Flag-burning is anathema, but protected as free speech
Justice Scalia [made a] statement to law students in Illinois. “I never slept better than the night I voted in the flag-burning case,” he told the students in the Land of Lincoln. Justice Scalia was telling the students he knew deep down that he had voted honestly. He had faithfully interpreted the Constitution as he conscientiously saw it, as opposed to reading his personal or political views of what was right and just into the Constitution. Flag-burning was anathema to Justice Scalia the person. But his oath was to the law, including the higher law of the Constitution. In Justice Scalia’s view, the First Amendment’s free-speech provision protects unpopular expressions of opinion. Communications of popular views obviously require little if any protection from the law.
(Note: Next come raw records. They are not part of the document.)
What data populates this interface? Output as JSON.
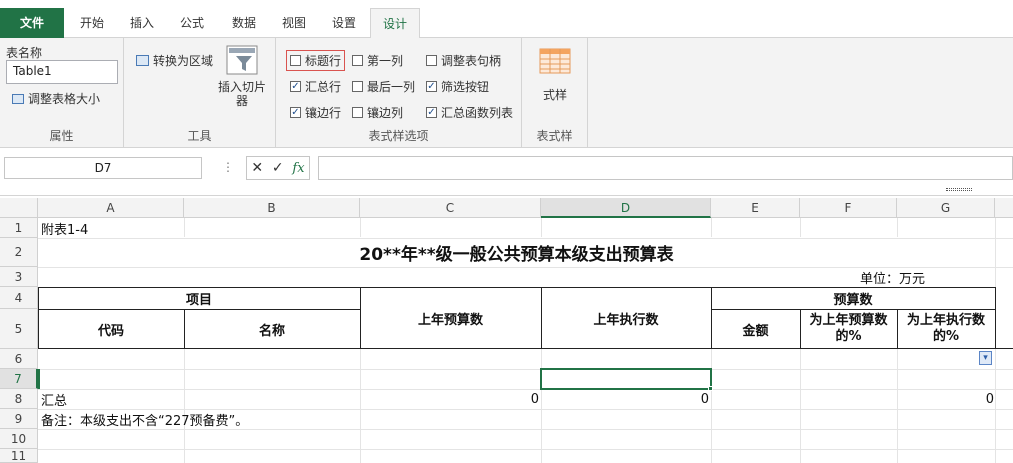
{
  "tabs": [
    "文件",
    "开始",
    "插入",
    "公式",
    "数据",
    "视图",
    "设置",
    "设计"
  ],
  "ribbon": {
    "props": {
      "table_name_label": "表名称",
      "table_name": "Table1",
      "resize": "调整表格大小",
      "group": "属性"
    },
    "tools": {
      "convert": "转换为区域",
      "slicer": "插入切片器",
      "group": "工具"
    },
    "options": {
      "header_row": "标题行",
      "total_row": "汇总行",
      "banded_rows": "镶边行",
      "first_col": "第一列",
      "last_col": "最后一列",
      "banded_cols": "镶边列",
      "handle": "调整表句柄",
      "filter_btn": "筛选按钮",
      "total_func": "汇总函数列表",
      "group": "表式样选项"
    },
    "styles": {
      "label": "式样",
      "group": "表式样"
    }
  },
  "formula_bar": {
    "name_box": "D7",
    "fx": "fx",
    "value": ""
  },
  "columns": [
    "A",
    "B",
    "C",
    "D",
    "E",
    "F",
    "G"
  ],
  "rows": [
    "1",
    "2",
    "3",
    "4",
    "5",
    "6",
    "7",
    "8",
    "9",
    "10",
    "11"
  ],
  "sheet": {
    "a1": "附表1-4",
    "title": "20**年**级一般公共预算本级支出预算表",
    "unit": "单位：万元",
    "item": "项目",
    "code": "代码",
    "name": "名称",
    "prev_budget": "上年预算数",
    "prev_exec": "上年执行数",
    "budget": "预算数",
    "amount": "金额",
    "pct_budget": "为上年预算数的%",
    "pct_exec": "为上年执行数的%",
    "total": "汇总",
    "c8": "0",
    "d8": "0",
    "g8": "0",
    "note": "备注：本级支出不含“227预备费”。"
  }
}
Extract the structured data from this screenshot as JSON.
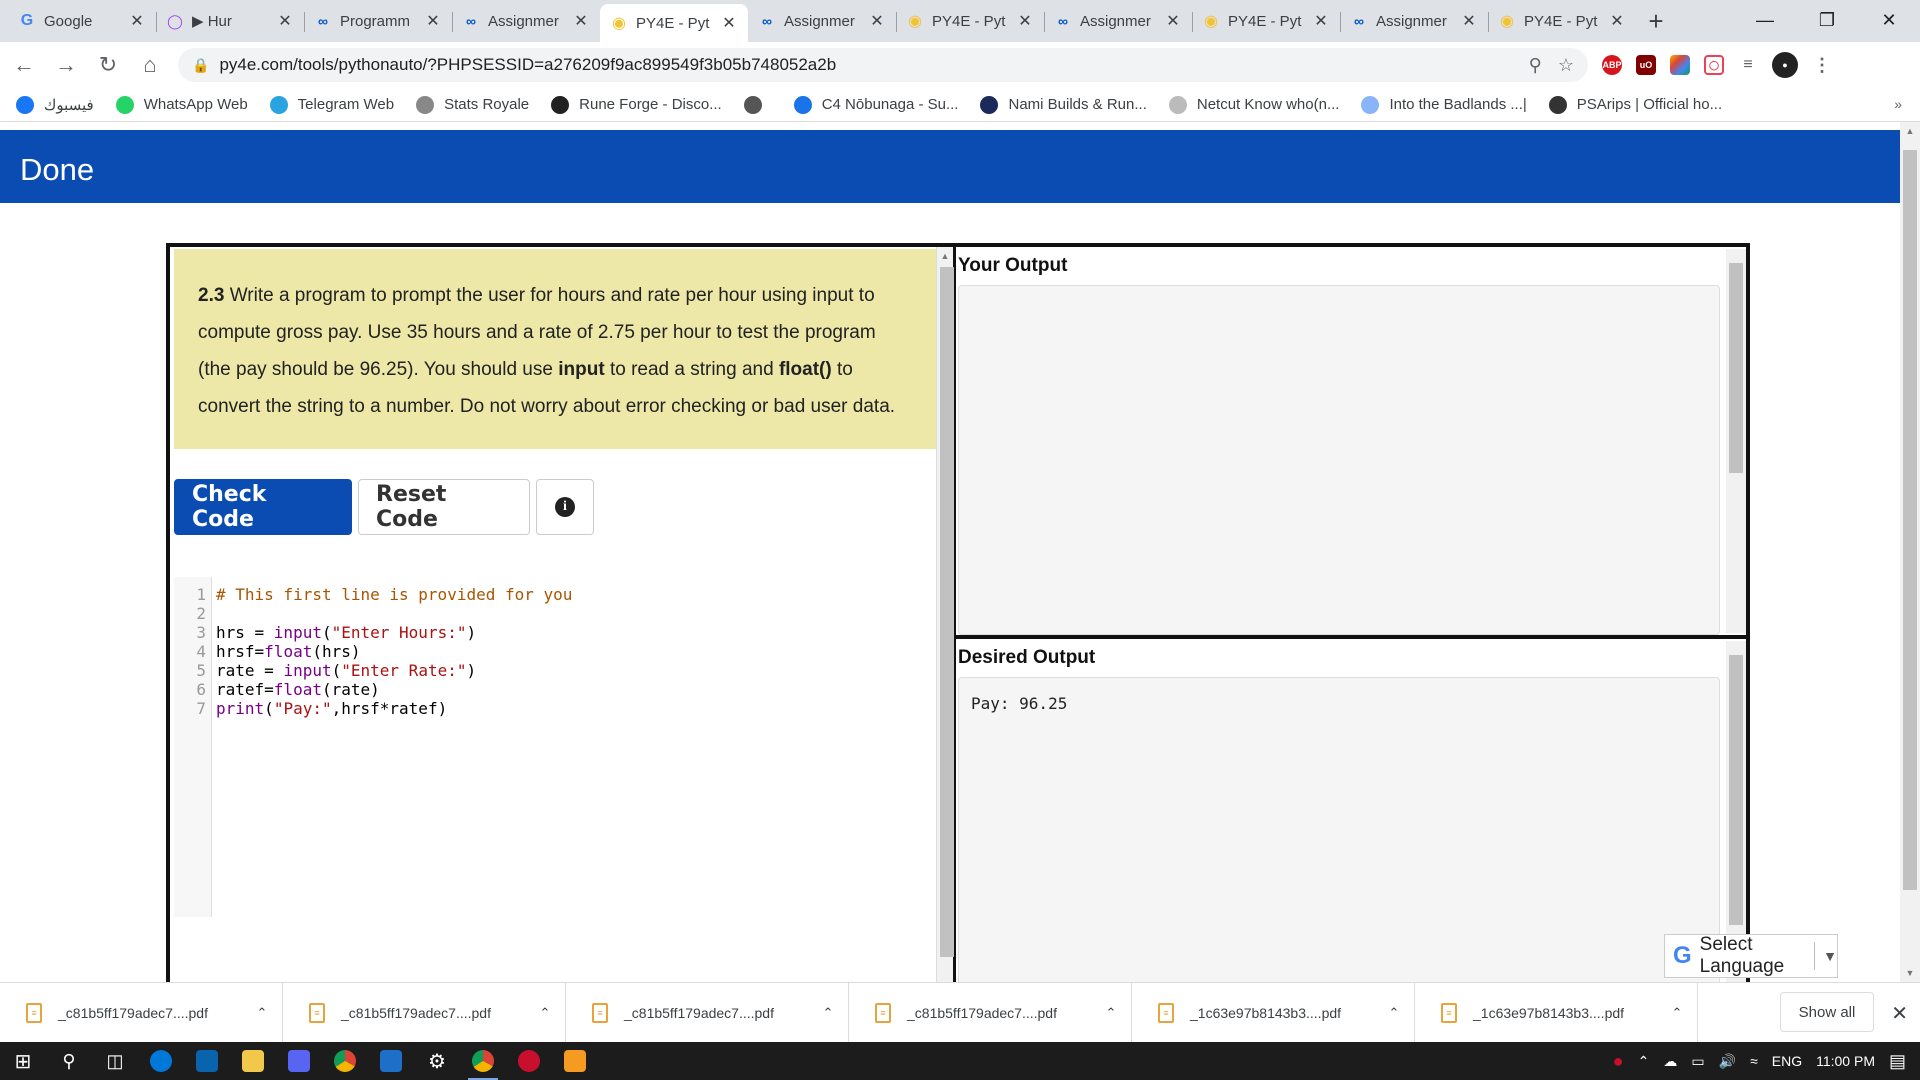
{
  "browser": {
    "tabs": [
      {
        "title": "Google",
        "icon": "google-icon",
        "active": false
      },
      {
        "title": "▶ Hur",
        "icon": "media-icon",
        "active": false
      },
      {
        "title": "Programm",
        "icon": "coursera-icon",
        "active": false
      },
      {
        "title": "Assignmer",
        "icon": "coursera-icon",
        "active": false
      },
      {
        "title": "PY4E - Pyt",
        "icon": "python-icon",
        "active": true
      },
      {
        "title": "Assignmer",
        "icon": "coursera-icon",
        "active": false
      },
      {
        "title": "PY4E - Pyt",
        "icon": "python-icon",
        "active": false
      },
      {
        "title": "Assignmer",
        "icon": "coursera-icon",
        "active": false
      },
      {
        "title": "PY4E - Pyt",
        "icon": "python-icon",
        "active": false
      },
      {
        "title": "Assignmer",
        "icon": "coursera-icon",
        "active": false
      },
      {
        "title": "PY4E - Pyt",
        "icon": "python-icon",
        "active": false
      }
    ],
    "url": "py4e.com/tools/pythonauto/?PHPSESSID=a276209f9ac899549f3b05b748052a2b",
    "bookmarks": [
      {
        "label": "فيسبوك",
        "icon": "facebook-icon",
        "color": "#1877f2"
      },
      {
        "label": "WhatsApp Web",
        "icon": "whatsapp-icon",
        "color": "#25d366"
      },
      {
        "label": "Telegram Web",
        "icon": "telegram-icon",
        "color": "#2aa3e0"
      },
      {
        "label": "Stats Royale",
        "icon": "stats-royale-icon",
        "color": "#888888"
      },
      {
        "label": "Rune Forge - Disco...",
        "icon": "rune-forge-icon",
        "color": "#222222"
      },
      {
        "label": "",
        "icon": "globe-icon",
        "color": "#555555"
      },
      {
        "label": "C4 Nōbunaga - Su...",
        "icon": "c4-icon",
        "color": "#1a73e8"
      },
      {
        "label": "Nami Builds & Run...",
        "icon": "nami-icon",
        "color": "#1a2a5a"
      },
      {
        "label": "Netcut Know who(n...",
        "icon": "netcut-icon",
        "color": "#bbbbbb"
      },
      {
        "label": "Into the Badlands ...|",
        "icon": "badlands-icon",
        "color": "#8ab4f8"
      },
      {
        "label": "PSArips | Official ho...",
        "icon": "psarips-icon",
        "color": "#333333"
      }
    ],
    "bookmarks_more": "»"
  },
  "page": {
    "banner_title": "Done",
    "prompt": {
      "number": "2.3",
      "text_1": " Write a program to prompt the user for hours and rate per hour using input to compute gross pay. Use 35 hours and a rate of 2.75 per hour to test the program (the pay should be 96.25). You should use ",
      "bold_1": "input",
      "text_2": " to read a string and ",
      "bold_2": "float()",
      "text_3": " to convert the string to a number. Do not worry about error checking or bad user data."
    },
    "buttons": {
      "check": "Check Code",
      "reset": "Reset Code"
    },
    "code_lines": [
      {
        "n": "1",
        "text": "# This first line is provided for you"
      },
      {
        "n": "2",
        "text": ""
      },
      {
        "n": "3",
        "text": "hrs = input(\"Enter Hours:\")"
      },
      {
        "n": "4",
        "text": "hrsf=float(hrs)"
      },
      {
        "n": "5",
        "text": "rate = input(\"Enter Rate:\")"
      },
      {
        "n": "6",
        "text": "ratef=float(rate)"
      },
      {
        "n": "7",
        "text": "print(\"Pay:\",hrsf*ratef)"
      }
    ],
    "your_output_title": "Your Output",
    "your_output_text": "",
    "desired_output_title": "Desired Output",
    "desired_output_text": "Pay: 96.25",
    "translate_label": "Select Language"
  },
  "downloads": {
    "items": [
      "_c81b5ff179adec7....pdf",
      "_c81b5ff179adec7....pdf",
      "_c81b5ff179adec7....pdf",
      "_c81b5ff179adec7....pdf",
      "_1c63e97b8143b3....pdf",
      "_1c63e97b8143b3....pdf"
    ],
    "show_all": "Show all"
  },
  "taskbar": {
    "language": "ENG",
    "time": "11:00 PM"
  },
  "colors": {
    "banner": "#0b4cb3",
    "prompt_bg": "#ede7a8",
    "primary_button": "#0b4cb3"
  }
}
It was the unpopular voice, the radical expression of viewpoint, that needed protection against the will of society.